(Excerpts from an interface dataset)

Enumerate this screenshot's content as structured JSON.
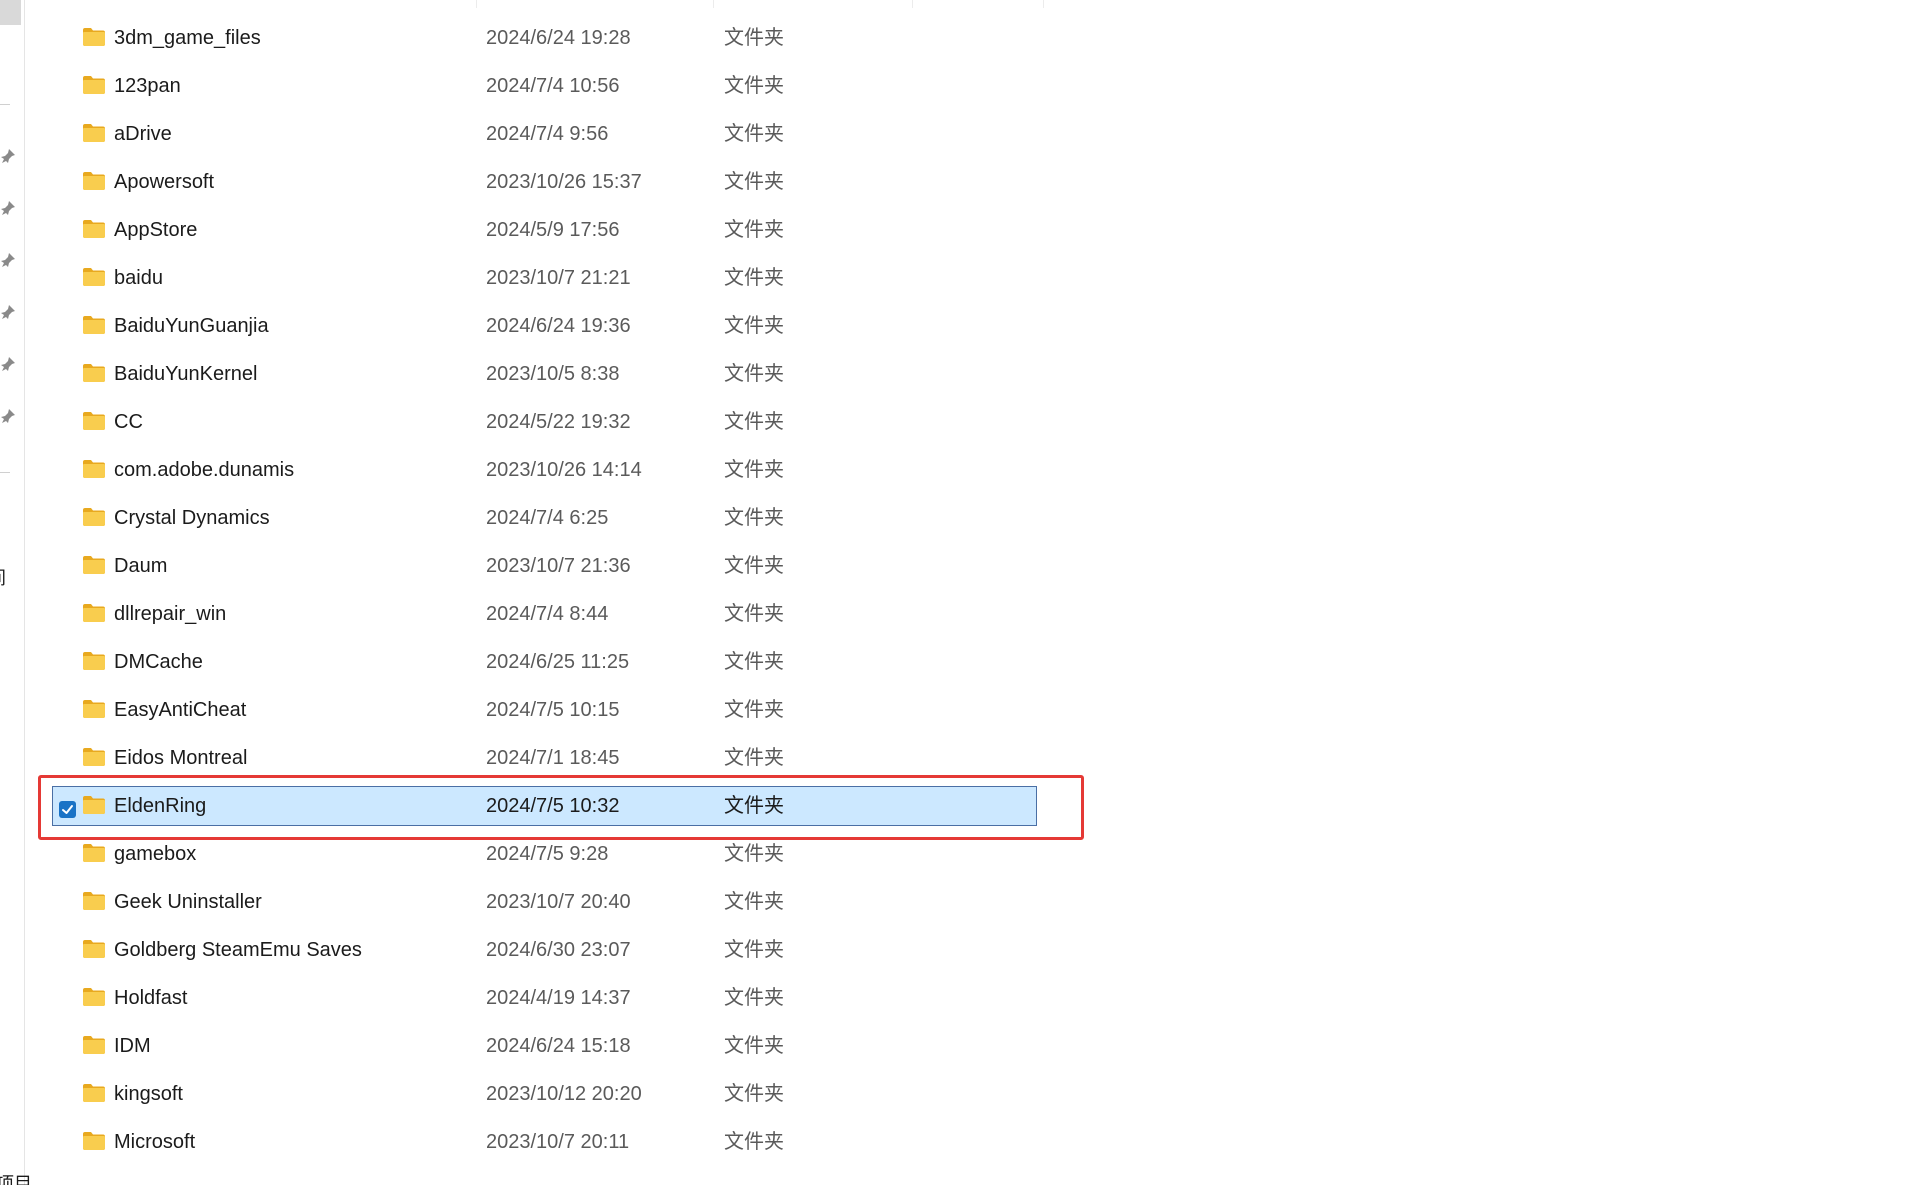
{
  "nav": {
    "partial_text_1": "间",
    "partial_text_2": "项目"
  },
  "files": [
    {
      "name": "3dm_game_files",
      "date": "2024/6/24 19:28",
      "type": "文件夹",
      "selected": false
    },
    {
      "name": "123pan",
      "date": "2024/7/4 10:56",
      "type": "文件夹",
      "selected": false
    },
    {
      "name": "aDrive",
      "date": "2024/7/4 9:56",
      "type": "文件夹",
      "selected": false
    },
    {
      "name": "Apowersoft",
      "date": "2023/10/26 15:37",
      "type": "文件夹",
      "selected": false
    },
    {
      "name": "AppStore",
      "date": "2024/5/9 17:56",
      "type": "文件夹",
      "selected": false
    },
    {
      "name": "baidu",
      "date": "2023/10/7 21:21",
      "type": "文件夹",
      "selected": false
    },
    {
      "name": "BaiduYunGuanjia",
      "date": "2024/6/24 19:36",
      "type": "文件夹",
      "selected": false
    },
    {
      "name": "BaiduYunKernel",
      "date": "2023/10/5 8:38",
      "type": "文件夹",
      "selected": false
    },
    {
      "name": "CC",
      "date": "2024/5/22 19:32",
      "type": "文件夹",
      "selected": false
    },
    {
      "name": "com.adobe.dunamis",
      "date": "2023/10/26 14:14",
      "type": "文件夹",
      "selected": false
    },
    {
      "name": "Crystal Dynamics",
      "date": "2024/7/4 6:25",
      "type": "文件夹",
      "selected": false
    },
    {
      "name": "Daum",
      "date": "2023/10/7 21:36",
      "type": "文件夹",
      "selected": false
    },
    {
      "name": "dllrepair_win",
      "date": "2024/7/4 8:44",
      "type": "文件夹",
      "selected": false
    },
    {
      "name": "DMCache",
      "date": "2024/6/25 11:25",
      "type": "文件夹",
      "selected": false
    },
    {
      "name": "EasyAntiCheat",
      "date": "2024/7/5 10:15",
      "type": "文件夹",
      "selected": false
    },
    {
      "name": "Eidos Montreal",
      "date": "2024/7/1 18:45",
      "type": "文件夹",
      "selected": false
    },
    {
      "name": "EldenRing",
      "date": "2024/7/5 10:32",
      "type": "文件夹",
      "selected": true
    },
    {
      "name": "gamebox",
      "date": "2024/7/5 9:28",
      "type": "文件夹",
      "selected": false
    },
    {
      "name": "Geek Uninstaller",
      "date": "2023/10/7 20:40",
      "type": "文件夹",
      "selected": false
    },
    {
      "name": "Goldberg SteamEmu Saves",
      "date": "2024/6/30 23:07",
      "type": "文件夹",
      "selected": false
    },
    {
      "name": "Holdfast",
      "date": "2024/4/19 14:37",
      "type": "文件夹",
      "selected": false
    },
    {
      "name": "IDM",
      "date": "2024/6/24 15:18",
      "type": "文件夹",
      "selected": false
    },
    {
      "name": "kingsoft",
      "date": "2023/10/12 20:20",
      "type": "文件夹",
      "selected": false
    },
    {
      "name": "Microsoft",
      "date": "2023/10/7 20:11",
      "type": "文件夹",
      "selected": false
    }
  ],
  "colors": {
    "selection_bg": "#cce8ff",
    "annotation_border": "#e53935",
    "folder_yellow": "#f7c948",
    "checkbox_blue": "#1a73c6"
  }
}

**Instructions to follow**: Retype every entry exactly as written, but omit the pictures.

**Result of this exercise**:
Enumerate this screenshot's content as structured JSON.
{
  "nav": {
    "partial_text_1": "间",
    "partial_text_2": "项目"
  },
  "files": [
    {
      "name": "3dm_game_files",
      "date": "2024/6/24 19:28",
      "type": "文件夹",
      "selected": false
    },
    {
      "name": "123pan",
      "date": "2024/7/4 10:56",
      "type": "文件夹",
      "selected": false
    },
    {
      "name": "aDrive",
      "date": "2024/7/4 9:56",
      "type": "文件夹",
      "selected": false
    },
    {
      "name": "Apowersoft",
      "date": "2023/10/26 15:37",
      "type": "文件夹",
      "selected": false
    },
    {
      "name": "AppStore",
      "date": "2024/5/9 17:56",
      "type": "文件夹",
      "selected": false
    },
    {
      "name": "baidu",
      "date": "2023/10/7 21:21",
      "type": "文件夹",
      "selected": false
    },
    {
      "name": "BaiduYunGuanjia",
      "date": "2024/6/24 19:36",
      "type": "文件夹",
      "selected": false
    },
    {
      "name": "BaiduYunKernel",
      "date": "2023/10/5 8:38",
      "type": "文件夹",
      "selected": false
    },
    {
      "name": "CC",
      "date": "2024/5/22 19:32",
      "type": "文件夹",
      "selected": false
    },
    {
      "name": "com.adobe.dunamis",
      "date": "2023/10/26 14:14",
      "type": "文件夹",
      "selected": false
    },
    {
      "name": "Crystal Dynamics",
      "date": "2024/7/4 6:25",
      "type": "文件夹",
      "selected": false
    },
    {
      "name": "Daum",
      "date": "2023/10/7 21:36",
      "type": "文件夹",
      "selected": false
    },
    {
      "name": "dllrepair_win",
      "date": "2024/7/4 8:44",
      "type": "文件夹",
      "selected": false
    },
    {
      "name": "DMCache",
      "date": "2024/6/25 11:25",
      "type": "文件夹",
      "selected": false
    },
    {
      "name": "EasyAntiCheat",
      "date": "2024/7/5 10:15",
      "type": "文件夹",
      "selected": false
    },
    {
      "name": "Eidos Montreal",
      "date": "2024/7/1 18:45",
      "type": "文件夹",
      "selected": false
    },
    {
      "name": "EldenRing",
      "date": "2024/7/5 10:32",
      "type": "文件夹",
      "selected": true
    },
    {
      "name": "gamebox",
      "date": "2024/7/5 9:28",
      "type": "文件夹",
      "selected": false
    },
    {
      "name": "Geek Uninstaller",
      "date": "2023/10/7 20:40",
      "type": "文件夹",
      "selected": false
    },
    {
      "name": "Goldberg SteamEmu Saves",
      "date": "2024/6/30 23:07",
      "type": "文件夹",
      "selected": false
    },
    {
      "name": "Holdfast",
      "date": "2024/4/19 14:37",
      "type": "文件夹",
      "selected": false
    },
    {
      "name": "IDM",
      "date": "2024/6/24 15:18",
      "type": "文件夹",
      "selected": false
    },
    {
      "name": "kingsoft",
      "date": "2023/10/12 20:20",
      "type": "文件夹",
      "selected": false
    },
    {
      "name": "Microsoft",
      "date": "2023/10/7 20:11",
      "type": "文件夹",
      "selected": false
    }
  ],
  "colors": {
    "selection_bg": "#cce8ff",
    "annotation_border": "#e53935",
    "folder_yellow": "#f7c948",
    "checkbox_blue": "#1a73c6"
  }
}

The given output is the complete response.